Items from an interface collection
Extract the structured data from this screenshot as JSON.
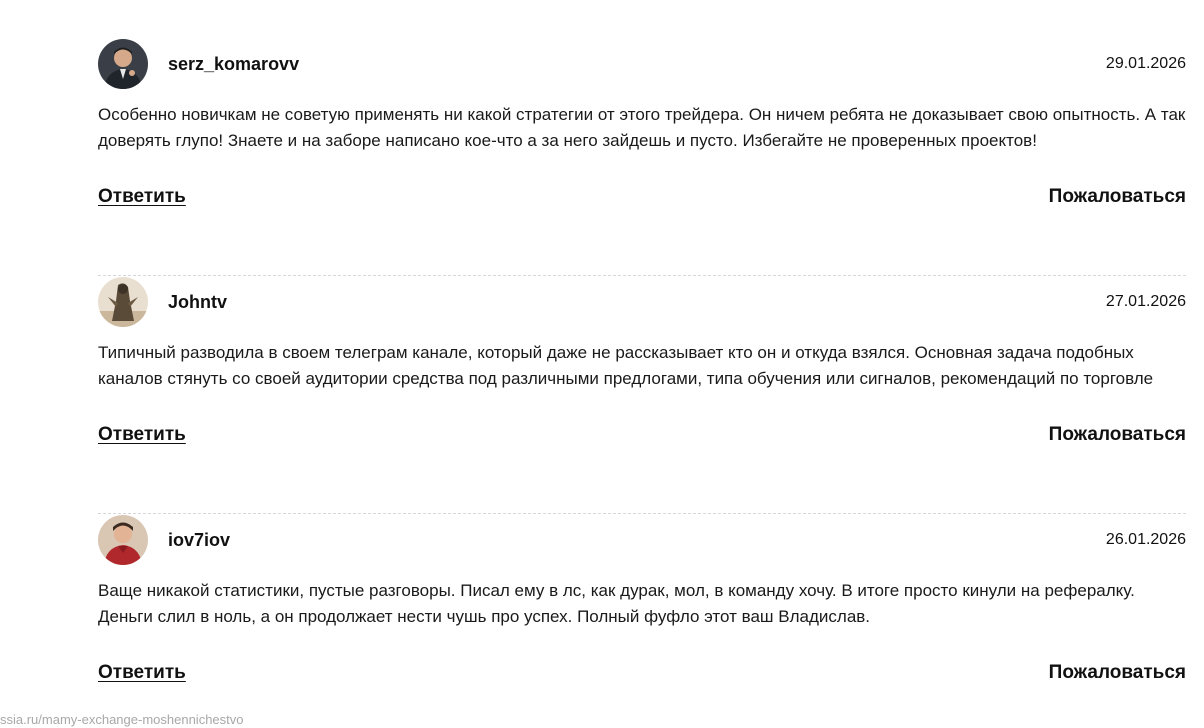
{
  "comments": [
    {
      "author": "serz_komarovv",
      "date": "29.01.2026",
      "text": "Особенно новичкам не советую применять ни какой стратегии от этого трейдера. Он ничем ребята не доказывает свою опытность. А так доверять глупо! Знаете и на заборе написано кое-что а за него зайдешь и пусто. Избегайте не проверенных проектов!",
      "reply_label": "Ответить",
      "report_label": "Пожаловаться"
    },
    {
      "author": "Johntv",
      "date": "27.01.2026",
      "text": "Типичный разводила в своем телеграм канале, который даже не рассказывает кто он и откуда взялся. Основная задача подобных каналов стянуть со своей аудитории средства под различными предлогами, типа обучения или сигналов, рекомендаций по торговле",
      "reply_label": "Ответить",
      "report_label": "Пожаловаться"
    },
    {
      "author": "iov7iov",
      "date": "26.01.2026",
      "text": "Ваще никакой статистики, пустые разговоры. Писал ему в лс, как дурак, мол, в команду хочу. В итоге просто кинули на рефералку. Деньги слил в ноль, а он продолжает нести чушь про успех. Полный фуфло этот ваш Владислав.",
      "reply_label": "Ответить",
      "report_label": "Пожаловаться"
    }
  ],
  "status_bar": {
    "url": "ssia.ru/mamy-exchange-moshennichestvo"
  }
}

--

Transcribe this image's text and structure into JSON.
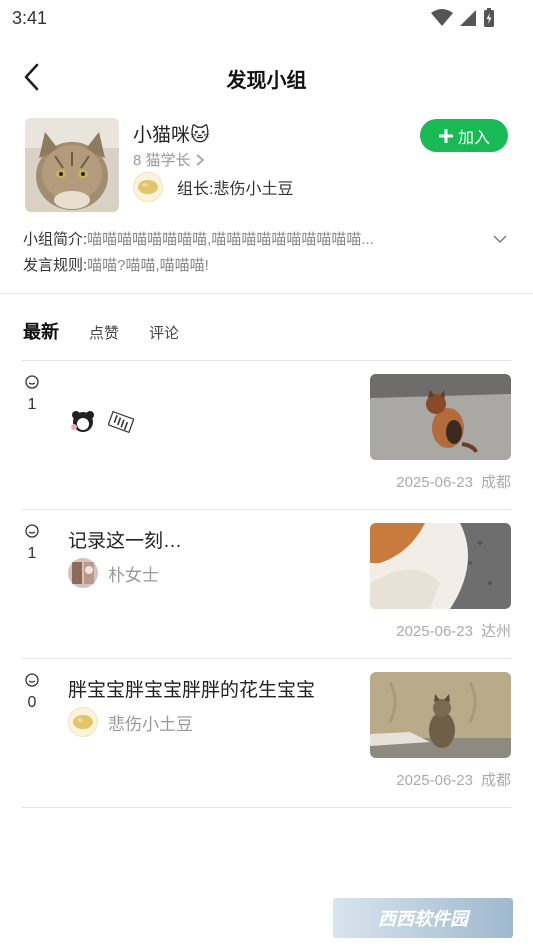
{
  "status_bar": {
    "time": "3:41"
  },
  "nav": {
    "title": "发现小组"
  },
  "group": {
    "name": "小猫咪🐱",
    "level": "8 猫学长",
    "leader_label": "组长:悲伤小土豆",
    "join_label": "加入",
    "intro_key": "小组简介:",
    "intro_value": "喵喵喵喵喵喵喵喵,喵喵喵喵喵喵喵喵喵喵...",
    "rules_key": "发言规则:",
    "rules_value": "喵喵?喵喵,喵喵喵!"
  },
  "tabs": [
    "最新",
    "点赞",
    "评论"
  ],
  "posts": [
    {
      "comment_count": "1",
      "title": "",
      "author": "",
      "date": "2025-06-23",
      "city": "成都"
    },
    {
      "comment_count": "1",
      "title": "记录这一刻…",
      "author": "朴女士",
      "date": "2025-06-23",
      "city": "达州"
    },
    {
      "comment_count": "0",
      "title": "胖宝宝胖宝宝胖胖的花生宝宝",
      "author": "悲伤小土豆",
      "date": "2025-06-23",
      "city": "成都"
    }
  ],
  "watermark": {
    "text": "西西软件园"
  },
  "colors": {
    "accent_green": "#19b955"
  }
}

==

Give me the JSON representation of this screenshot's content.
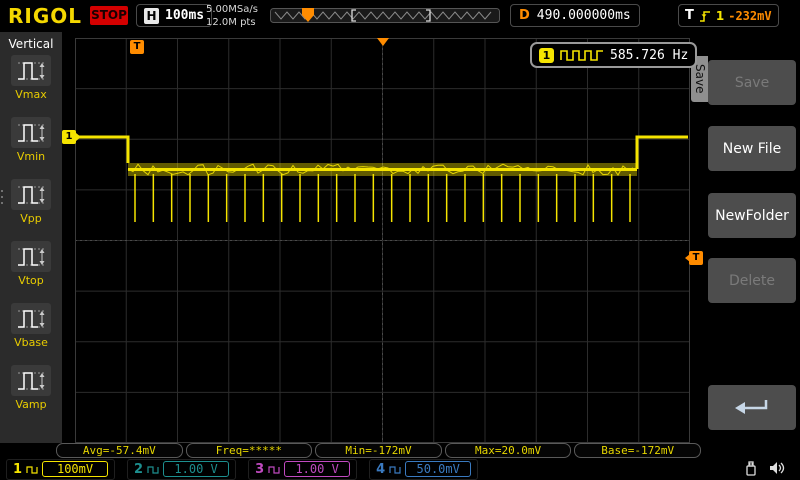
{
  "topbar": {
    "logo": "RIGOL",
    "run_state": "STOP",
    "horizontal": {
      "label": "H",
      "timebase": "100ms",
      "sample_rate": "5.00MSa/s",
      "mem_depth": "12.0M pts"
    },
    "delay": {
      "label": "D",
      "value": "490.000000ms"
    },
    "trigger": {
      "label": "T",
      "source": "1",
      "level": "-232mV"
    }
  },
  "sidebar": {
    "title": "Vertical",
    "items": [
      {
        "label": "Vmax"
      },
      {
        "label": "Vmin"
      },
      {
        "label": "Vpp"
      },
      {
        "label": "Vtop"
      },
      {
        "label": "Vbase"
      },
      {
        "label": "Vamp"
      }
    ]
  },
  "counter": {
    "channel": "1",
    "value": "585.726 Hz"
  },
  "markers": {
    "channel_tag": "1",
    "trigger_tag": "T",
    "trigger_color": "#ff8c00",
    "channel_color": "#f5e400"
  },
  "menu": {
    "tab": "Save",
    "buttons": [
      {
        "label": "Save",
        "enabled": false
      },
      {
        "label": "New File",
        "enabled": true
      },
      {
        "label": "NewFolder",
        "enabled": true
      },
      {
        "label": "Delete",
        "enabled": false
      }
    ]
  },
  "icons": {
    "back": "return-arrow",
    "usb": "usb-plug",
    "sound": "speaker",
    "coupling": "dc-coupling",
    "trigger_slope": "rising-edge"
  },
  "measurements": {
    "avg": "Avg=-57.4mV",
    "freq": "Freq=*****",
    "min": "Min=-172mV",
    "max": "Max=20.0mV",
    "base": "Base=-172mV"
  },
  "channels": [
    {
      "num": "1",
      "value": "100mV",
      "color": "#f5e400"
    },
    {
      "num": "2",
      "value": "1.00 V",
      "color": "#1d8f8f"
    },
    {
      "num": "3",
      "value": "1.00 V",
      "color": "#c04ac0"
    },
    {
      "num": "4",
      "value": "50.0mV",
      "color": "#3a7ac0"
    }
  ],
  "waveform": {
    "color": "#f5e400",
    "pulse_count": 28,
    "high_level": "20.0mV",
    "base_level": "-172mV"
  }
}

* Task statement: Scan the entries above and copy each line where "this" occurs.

* Response below:
Extract the structured data from this screenshot as JSON.
Transcribe this image's text and structure into JSON.
Give me the JSON representation of this screenshot's content.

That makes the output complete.